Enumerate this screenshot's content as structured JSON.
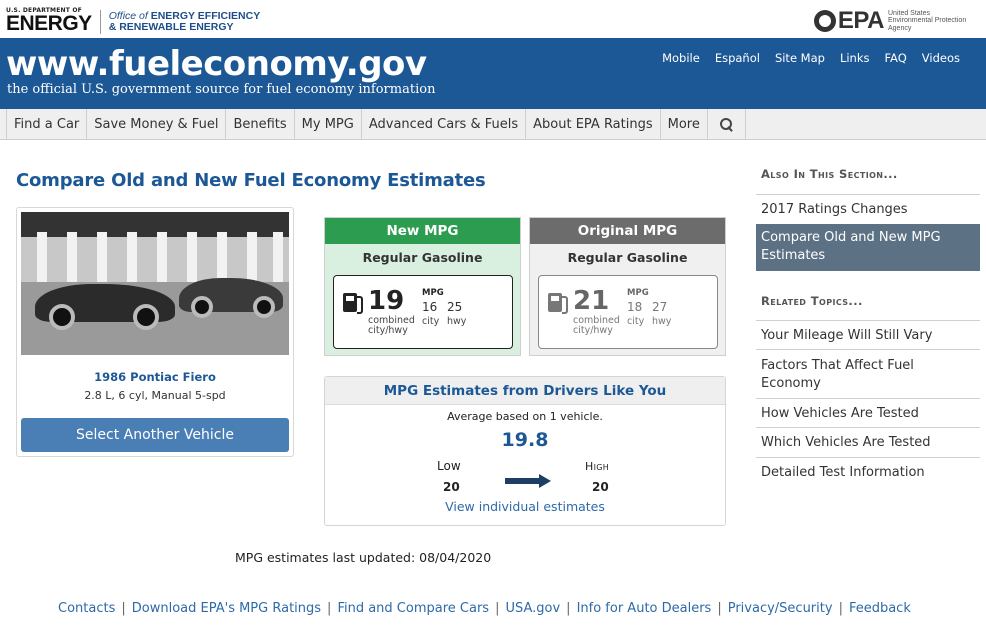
{
  "agency": {
    "doe_small": "U.S. DEPARTMENT OF",
    "doe_big": "ENERGY",
    "eere_line1_prefix": "Office of",
    "eere_line1_rest": "ENERGY EFFICIENCY",
    "eere_line2": "& RENEWABLE ENERGY",
    "epa_logo": "EPA",
    "epa_text_1": "United States",
    "epa_text_2": "Environmental Protection",
    "epa_text_3": "Agency"
  },
  "banner": {
    "title": "www.fueleconomy.gov",
    "tagline": "the official U.S. government source for fuel economy information",
    "links": [
      "Mobile",
      "Español",
      "Site Map",
      "Links",
      "FAQ",
      "Videos"
    ]
  },
  "nav": {
    "items": [
      "Find a Car",
      "Save Money & Fuel",
      "Benefits",
      "My MPG",
      "Advanced Cars & Fuels",
      "About EPA Ratings",
      "More"
    ],
    "search_icon": "magnifier-icon"
  },
  "page": {
    "title": "Compare Old and New Fuel Economy Estimates"
  },
  "vehicle": {
    "name": "1986 Pontiac Fiero",
    "desc": "2.8 L, 6 cyl, Manual 5-spd",
    "select_label": "Select Another Vehicle"
  },
  "new_mpg": {
    "header": "New MPG",
    "fuel": "Regular Gasoline",
    "combined": "19",
    "combined_label_1": "combined",
    "combined_label_2": "city/hwy",
    "mpg_word": "MPG",
    "city": "16",
    "hwy": "25",
    "city_label": "city",
    "hwy_label": "hwy",
    "color": "#2c9c51"
  },
  "orig_mpg": {
    "header": "Original MPG",
    "fuel": "Regular Gasoline",
    "combined": "21",
    "combined_label_1": "combined",
    "combined_label_2": "city/hwy",
    "mpg_word": "MPG",
    "city": "18",
    "hwy": "27",
    "city_label": "city",
    "hwy_label": "hwy",
    "color": "#6c6c6c"
  },
  "drivers": {
    "header": "MPG Estimates from Drivers Like You",
    "average_text": "Average based on 1 vehicle.",
    "average_value": "19.8",
    "low_label": "Low",
    "high_label": "High",
    "low_value": "20",
    "high_value": "20",
    "view_link": "View individual estimates"
  },
  "updated": "MPG estimates last updated: 08/04/2020",
  "sidebar": {
    "section_heading": "Also In This Section...",
    "section_items": [
      "2017 Ratings Changes",
      "Compare Old and New MPG Estimates"
    ],
    "related_heading": "Related Topics...",
    "related_items": [
      "Your Mileage Will Still Vary",
      "Factors That Affect Fuel Economy",
      "How Vehicles Are Tested",
      "Which Vehicles Are Tested",
      "Detailed Test Information"
    ]
  },
  "footer": {
    "links": [
      "Contacts",
      "Download EPA's MPG Ratings",
      "Find and Compare Cars",
      "USA.gov",
      "Info for Auto Dealers",
      "Privacy/Security",
      "Feedback"
    ],
    "separator": "|"
  },
  "colors": {
    "brand_blue": "#1d5896",
    "link_blue": "#2e6aa8",
    "button_blue": "#4a7fb5",
    "sidebar_active": "#5d7184"
  }
}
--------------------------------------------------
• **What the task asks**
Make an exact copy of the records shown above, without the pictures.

• **Exercise answer**
Enumerate this screenshot's content as structured JSON.
{
  "agency": {
    "doe_small": "U.S. DEPARTMENT OF",
    "doe_big": "ENERGY",
    "eere_line1_prefix": "Office of",
    "eere_line1_rest": "ENERGY EFFICIENCY",
    "eere_line2": "& RENEWABLE ENERGY",
    "epa_logo": "EPA",
    "epa_text_1": "United States",
    "epa_text_2": "Environmental Protection",
    "epa_text_3": "Agency"
  },
  "banner": {
    "title": "www.fueleconomy.gov",
    "tagline": "the official U.S. government source for fuel economy information",
    "links": [
      "Mobile",
      "Español",
      "Site Map",
      "Links",
      "FAQ",
      "Videos"
    ]
  },
  "nav": {
    "items": [
      "Find a Car",
      "Save Money & Fuel",
      "Benefits",
      "My MPG",
      "Advanced Cars & Fuels",
      "About EPA Ratings",
      "More"
    ],
    "search_icon": "magnifier-icon"
  },
  "page": {
    "title": "Compare Old and New Fuel Economy Estimates"
  },
  "vehicle": {
    "name": "1986 Pontiac Fiero",
    "desc": "2.8 L, 6 cyl, Manual 5-spd",
    "select_label": "Select Another Vehicle"
  },
  "new_mpg": {
    "header": "New MPG",
    "fuel": "Regular Gasoline",
    "combined": "19",
    "combined_label_1": "combined",
    "combined_label_2": "city/hwy",
    "mpg_word": "MPG",
    "city": "16",
    "hwy": "25",
    "city_label": "city",
    "hwy_label": "hwy",
    "color": "#2c9c51"
  },
  "orig_mpg": {
    "header": "Original MPG",
    "fuel": "Regular Gasoline",
    "combined": "21",
    "combined_label_1": "combined",
    "combined_label_2": "city/hwy",
    "mpg_word": "MPG",
    "city": "18",
    "hwy": "27",
    "city_label": "city",
    "hwy_label": "hwy",
    "color": "#6c6c6c"
  },
  "drivers": {
    "header": "MPG Estimates from Drivers Like You",
    "average_text": "Average based on 1 vehicle.",
    "average_value": "19.8",
    "low_label": "Low",
    "high_label": "High",
    "low_value": "20",
    "high_value": "20",
    "view_link": "View individual estimates"
  },
  "updated": "MPG estimates last updated: 08/04/2020",
  "sidebar": {
    "section_heading": "Also In This Section...",
    "section_items": [
      "2017 Ratings Changes",
      "Compare Old and New MPG Estimates"
    ],
    "related_heading": "Related Topics...",
    "related_items": [
      "Your Mileage Will Still Vary",
      "Factors That Affect Fuel Economy",
      "How Vehicles Are Tested",
      "Which Vehicles Are Tested",
      "Detailed Test Information"
    ]
  },
  "footer": {
    "links": [
      "Contacts",
      "Download EPA's MPG Ratings",
      "Find and Compare Cars",
      "USA.gov",
      "Info for Auto Dealers",
      "Privacy/Security",
      "Feedback"
    ],
    "separator": "|"
  },
  "colors": {
    "brand_blue": "#1d5896",
    "link_blue": "#2e6aa8",
    "button_blue": "#4a7fb5",
    "sidebar_active": "#5d7184"
  }
}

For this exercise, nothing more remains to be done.